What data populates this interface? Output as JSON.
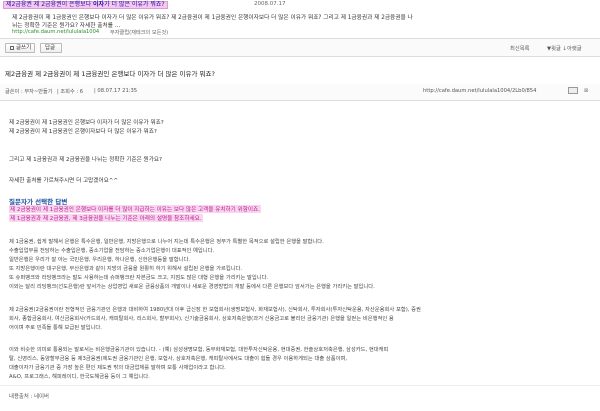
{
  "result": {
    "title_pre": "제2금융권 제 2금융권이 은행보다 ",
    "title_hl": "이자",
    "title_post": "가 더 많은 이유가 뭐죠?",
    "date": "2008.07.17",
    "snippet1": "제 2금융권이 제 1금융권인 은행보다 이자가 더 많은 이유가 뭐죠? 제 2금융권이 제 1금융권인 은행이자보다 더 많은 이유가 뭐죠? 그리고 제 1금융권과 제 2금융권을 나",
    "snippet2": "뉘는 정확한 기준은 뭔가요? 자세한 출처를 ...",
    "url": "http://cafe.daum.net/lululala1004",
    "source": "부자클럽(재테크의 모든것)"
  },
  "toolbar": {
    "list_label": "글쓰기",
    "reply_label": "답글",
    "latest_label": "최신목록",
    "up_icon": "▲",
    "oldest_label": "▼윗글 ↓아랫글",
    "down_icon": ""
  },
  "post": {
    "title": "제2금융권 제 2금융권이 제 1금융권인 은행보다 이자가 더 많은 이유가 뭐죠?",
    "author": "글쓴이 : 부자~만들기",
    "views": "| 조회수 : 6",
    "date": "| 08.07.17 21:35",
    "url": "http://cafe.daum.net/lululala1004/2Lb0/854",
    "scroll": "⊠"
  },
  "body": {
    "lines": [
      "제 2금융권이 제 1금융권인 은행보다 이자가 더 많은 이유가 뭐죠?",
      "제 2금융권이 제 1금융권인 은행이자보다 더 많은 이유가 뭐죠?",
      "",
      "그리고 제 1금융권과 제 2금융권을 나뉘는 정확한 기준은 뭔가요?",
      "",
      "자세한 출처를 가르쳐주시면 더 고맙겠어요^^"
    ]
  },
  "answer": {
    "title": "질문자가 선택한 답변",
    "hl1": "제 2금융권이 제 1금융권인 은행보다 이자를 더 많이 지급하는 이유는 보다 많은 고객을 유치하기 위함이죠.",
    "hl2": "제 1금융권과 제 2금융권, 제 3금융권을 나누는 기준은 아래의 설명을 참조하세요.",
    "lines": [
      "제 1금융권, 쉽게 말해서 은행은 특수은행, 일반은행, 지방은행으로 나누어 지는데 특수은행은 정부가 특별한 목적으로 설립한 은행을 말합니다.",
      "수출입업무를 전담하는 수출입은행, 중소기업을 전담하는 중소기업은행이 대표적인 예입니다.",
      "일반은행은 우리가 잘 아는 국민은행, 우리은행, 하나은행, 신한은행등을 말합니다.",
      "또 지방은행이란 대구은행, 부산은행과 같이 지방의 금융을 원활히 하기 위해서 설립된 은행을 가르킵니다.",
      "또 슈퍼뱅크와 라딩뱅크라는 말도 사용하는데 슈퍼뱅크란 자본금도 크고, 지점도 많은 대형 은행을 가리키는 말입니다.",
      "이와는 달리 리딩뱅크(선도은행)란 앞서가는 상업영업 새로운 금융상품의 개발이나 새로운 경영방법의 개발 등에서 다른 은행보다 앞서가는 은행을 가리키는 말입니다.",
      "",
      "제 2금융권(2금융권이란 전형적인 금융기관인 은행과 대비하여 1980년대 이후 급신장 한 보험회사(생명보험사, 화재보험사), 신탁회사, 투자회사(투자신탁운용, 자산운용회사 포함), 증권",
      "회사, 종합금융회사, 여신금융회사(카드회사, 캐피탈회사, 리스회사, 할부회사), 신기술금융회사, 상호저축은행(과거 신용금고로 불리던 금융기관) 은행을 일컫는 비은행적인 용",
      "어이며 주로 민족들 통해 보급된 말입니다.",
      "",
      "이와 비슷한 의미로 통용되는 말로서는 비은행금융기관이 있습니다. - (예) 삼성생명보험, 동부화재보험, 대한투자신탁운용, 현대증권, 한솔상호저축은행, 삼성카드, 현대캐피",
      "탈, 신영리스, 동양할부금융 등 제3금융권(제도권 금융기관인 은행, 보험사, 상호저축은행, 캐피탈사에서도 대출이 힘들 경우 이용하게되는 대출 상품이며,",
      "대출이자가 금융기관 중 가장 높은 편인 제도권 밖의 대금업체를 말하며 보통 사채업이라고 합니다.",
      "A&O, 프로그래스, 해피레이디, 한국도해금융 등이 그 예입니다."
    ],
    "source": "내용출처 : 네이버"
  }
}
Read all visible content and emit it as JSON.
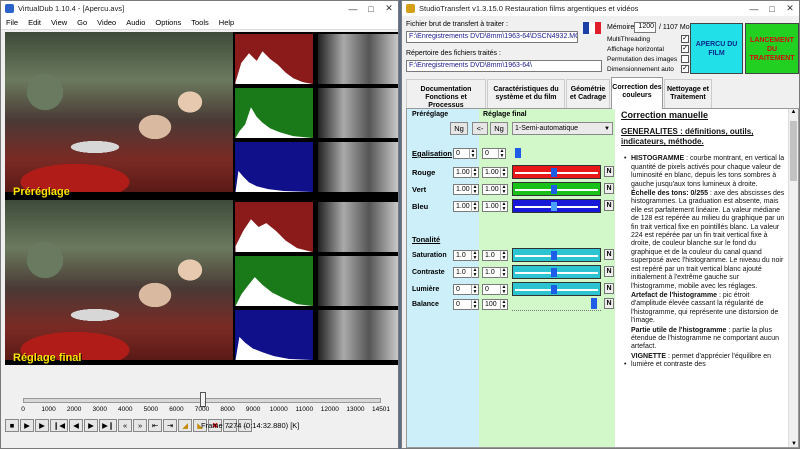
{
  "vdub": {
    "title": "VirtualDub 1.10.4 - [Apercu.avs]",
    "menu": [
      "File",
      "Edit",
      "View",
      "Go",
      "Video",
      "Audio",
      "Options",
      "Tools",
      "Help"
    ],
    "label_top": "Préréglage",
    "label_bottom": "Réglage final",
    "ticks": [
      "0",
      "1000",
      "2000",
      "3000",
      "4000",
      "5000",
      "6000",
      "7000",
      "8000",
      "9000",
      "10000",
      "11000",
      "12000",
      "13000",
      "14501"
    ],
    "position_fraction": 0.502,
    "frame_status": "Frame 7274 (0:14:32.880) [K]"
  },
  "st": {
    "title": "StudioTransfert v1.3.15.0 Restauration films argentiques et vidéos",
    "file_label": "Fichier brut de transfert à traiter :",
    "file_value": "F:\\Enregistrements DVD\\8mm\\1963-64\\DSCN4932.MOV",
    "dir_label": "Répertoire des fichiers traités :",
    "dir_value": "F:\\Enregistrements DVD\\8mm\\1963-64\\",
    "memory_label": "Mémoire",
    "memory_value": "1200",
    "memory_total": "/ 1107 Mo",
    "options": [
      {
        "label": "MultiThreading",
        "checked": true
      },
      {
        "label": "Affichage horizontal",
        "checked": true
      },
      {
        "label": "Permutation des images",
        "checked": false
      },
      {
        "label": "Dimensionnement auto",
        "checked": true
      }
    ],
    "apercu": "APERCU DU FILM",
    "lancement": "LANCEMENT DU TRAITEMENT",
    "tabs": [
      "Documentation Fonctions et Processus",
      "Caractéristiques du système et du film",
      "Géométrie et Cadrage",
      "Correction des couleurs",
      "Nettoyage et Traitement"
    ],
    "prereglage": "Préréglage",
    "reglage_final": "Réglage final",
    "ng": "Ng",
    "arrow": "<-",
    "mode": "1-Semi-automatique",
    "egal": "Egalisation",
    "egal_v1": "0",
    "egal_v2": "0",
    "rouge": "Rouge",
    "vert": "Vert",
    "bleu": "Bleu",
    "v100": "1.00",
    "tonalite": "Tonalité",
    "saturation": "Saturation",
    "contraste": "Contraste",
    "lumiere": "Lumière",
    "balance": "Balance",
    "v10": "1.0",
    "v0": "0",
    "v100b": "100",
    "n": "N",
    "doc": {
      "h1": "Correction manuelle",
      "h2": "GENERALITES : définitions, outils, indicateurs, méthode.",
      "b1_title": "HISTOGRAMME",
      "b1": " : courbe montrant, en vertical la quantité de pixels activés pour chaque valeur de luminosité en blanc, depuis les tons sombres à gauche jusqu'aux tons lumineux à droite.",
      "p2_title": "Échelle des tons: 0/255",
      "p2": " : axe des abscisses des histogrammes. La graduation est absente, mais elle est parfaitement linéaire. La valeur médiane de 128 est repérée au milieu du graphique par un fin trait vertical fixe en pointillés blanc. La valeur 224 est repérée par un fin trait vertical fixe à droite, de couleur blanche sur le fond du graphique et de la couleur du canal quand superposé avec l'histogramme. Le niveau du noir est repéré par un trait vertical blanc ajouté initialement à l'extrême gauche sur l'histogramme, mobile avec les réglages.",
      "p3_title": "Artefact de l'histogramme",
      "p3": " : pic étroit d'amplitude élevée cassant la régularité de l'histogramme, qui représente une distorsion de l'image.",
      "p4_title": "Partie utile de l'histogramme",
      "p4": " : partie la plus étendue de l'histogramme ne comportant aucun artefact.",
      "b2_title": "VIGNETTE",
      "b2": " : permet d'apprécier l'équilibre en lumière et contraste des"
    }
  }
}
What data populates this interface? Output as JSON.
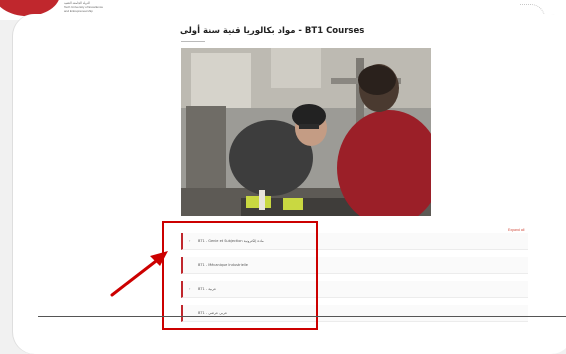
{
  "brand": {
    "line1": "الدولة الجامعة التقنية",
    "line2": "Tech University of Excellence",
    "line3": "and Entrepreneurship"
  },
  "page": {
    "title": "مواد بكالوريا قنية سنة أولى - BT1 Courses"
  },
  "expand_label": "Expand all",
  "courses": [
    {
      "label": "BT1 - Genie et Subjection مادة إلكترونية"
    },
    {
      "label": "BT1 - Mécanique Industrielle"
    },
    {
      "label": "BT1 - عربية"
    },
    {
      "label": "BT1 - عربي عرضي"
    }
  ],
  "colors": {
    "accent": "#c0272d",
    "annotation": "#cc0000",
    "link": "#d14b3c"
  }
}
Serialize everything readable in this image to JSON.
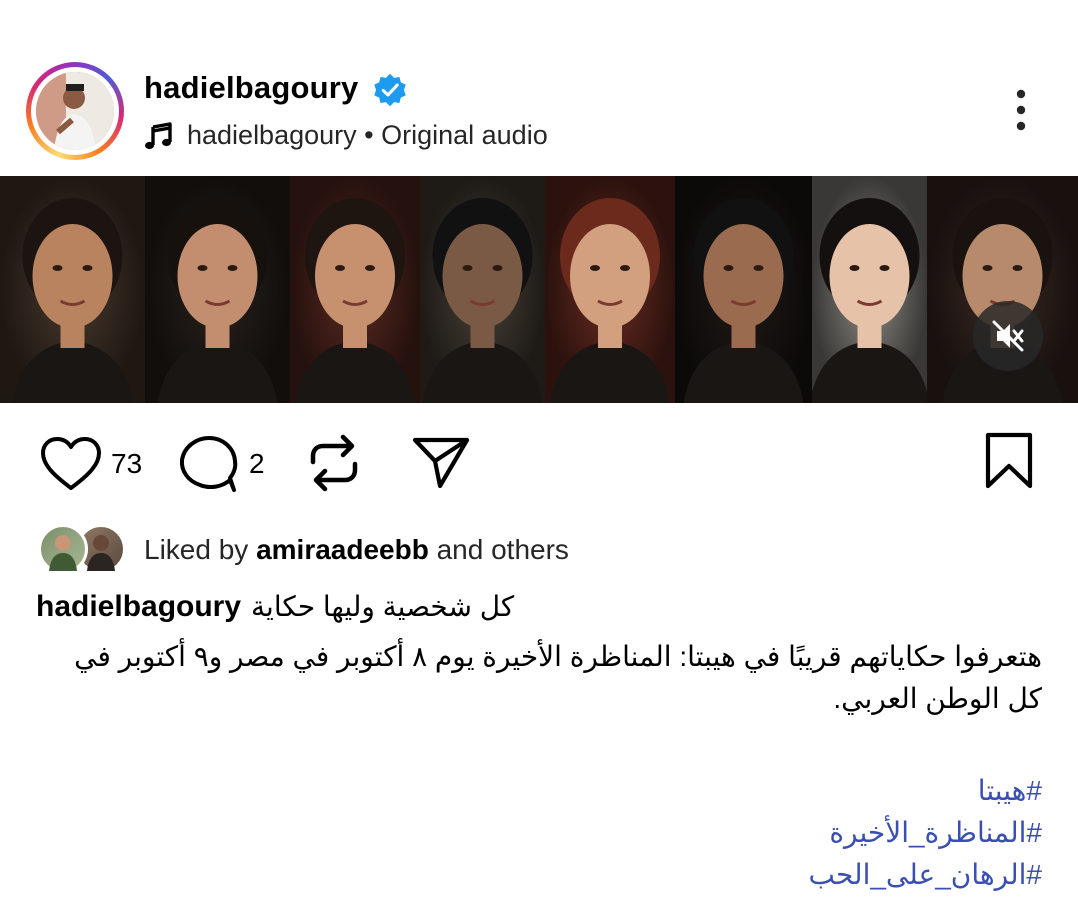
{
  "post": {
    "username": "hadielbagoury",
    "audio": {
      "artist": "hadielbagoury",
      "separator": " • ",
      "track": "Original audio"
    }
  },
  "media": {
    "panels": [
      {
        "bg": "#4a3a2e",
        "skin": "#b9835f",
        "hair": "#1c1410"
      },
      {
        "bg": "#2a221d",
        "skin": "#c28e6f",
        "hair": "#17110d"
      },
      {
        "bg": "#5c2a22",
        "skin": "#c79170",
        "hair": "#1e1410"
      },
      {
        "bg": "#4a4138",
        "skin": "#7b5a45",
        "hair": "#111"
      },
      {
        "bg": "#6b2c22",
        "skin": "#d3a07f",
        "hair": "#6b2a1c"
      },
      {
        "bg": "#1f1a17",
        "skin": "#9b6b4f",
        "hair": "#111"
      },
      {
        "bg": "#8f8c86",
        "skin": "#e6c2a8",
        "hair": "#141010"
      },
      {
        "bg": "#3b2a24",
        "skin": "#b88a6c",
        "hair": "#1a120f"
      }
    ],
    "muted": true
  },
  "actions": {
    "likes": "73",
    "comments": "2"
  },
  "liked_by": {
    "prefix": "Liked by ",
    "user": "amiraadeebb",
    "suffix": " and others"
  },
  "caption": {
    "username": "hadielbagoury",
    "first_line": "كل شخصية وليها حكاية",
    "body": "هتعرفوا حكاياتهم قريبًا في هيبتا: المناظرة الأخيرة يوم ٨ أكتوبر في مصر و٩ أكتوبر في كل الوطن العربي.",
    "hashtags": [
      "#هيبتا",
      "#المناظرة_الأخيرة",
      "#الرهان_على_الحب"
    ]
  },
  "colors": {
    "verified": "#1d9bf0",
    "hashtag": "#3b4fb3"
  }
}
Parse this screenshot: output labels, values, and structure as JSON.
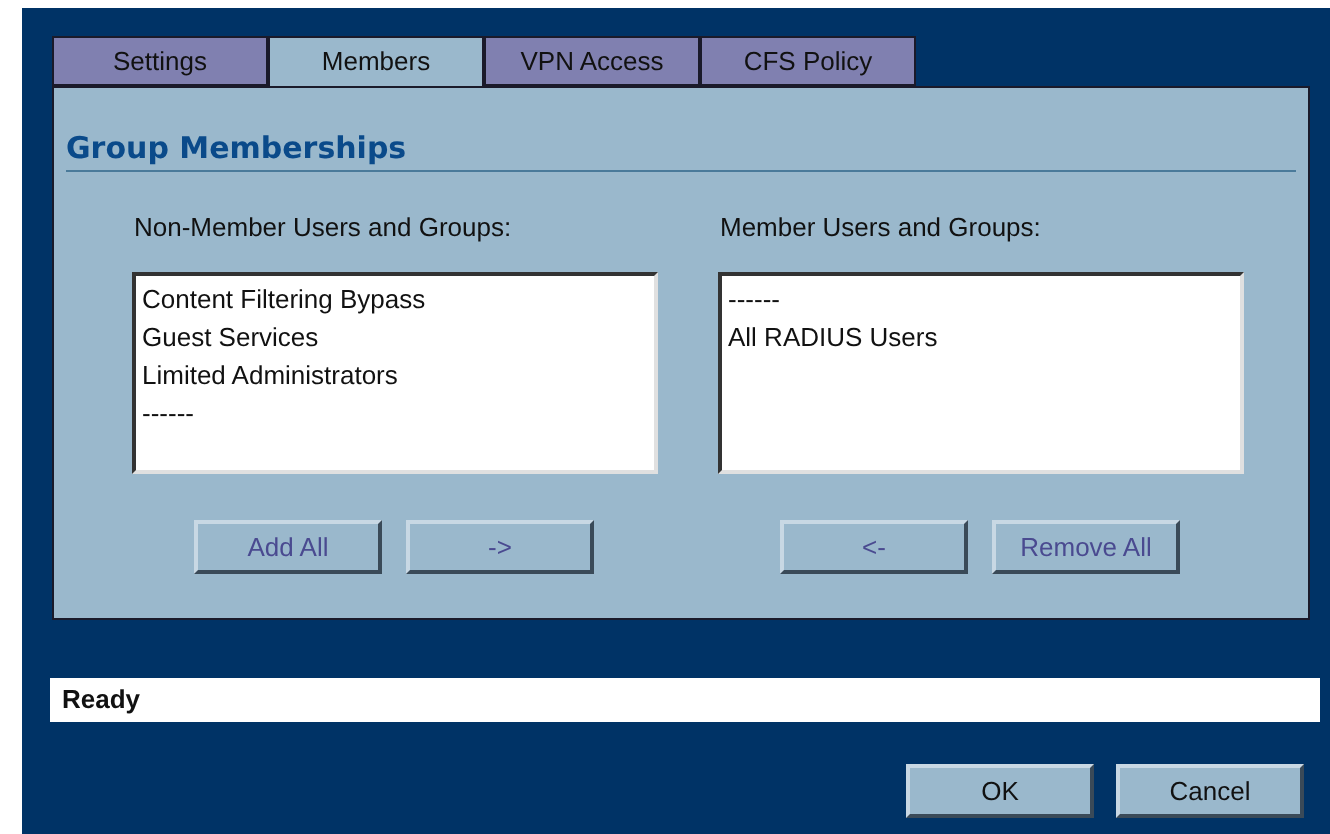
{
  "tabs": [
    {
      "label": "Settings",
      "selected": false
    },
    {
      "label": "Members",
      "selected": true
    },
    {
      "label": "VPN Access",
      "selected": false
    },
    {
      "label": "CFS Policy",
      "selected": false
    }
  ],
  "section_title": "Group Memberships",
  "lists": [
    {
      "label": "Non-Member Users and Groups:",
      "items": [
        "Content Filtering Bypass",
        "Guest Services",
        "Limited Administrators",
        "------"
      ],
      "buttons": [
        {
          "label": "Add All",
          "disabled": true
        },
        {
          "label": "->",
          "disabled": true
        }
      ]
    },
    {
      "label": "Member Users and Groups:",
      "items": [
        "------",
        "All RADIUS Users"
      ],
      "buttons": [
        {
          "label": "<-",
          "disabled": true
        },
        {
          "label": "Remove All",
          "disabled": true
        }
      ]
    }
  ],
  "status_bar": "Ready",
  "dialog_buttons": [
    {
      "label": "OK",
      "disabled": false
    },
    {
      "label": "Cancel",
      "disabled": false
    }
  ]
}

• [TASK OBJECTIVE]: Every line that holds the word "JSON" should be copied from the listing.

• [TASK ANSWER]:
What data populates this interface? Output as JSON.
Read all visible content and emit it as JSON.
What data populates this interface? Output as JSON.
Serialize everything readable in this image to JSON.
Parse this screenshot: output labels, values, and structure as JSON.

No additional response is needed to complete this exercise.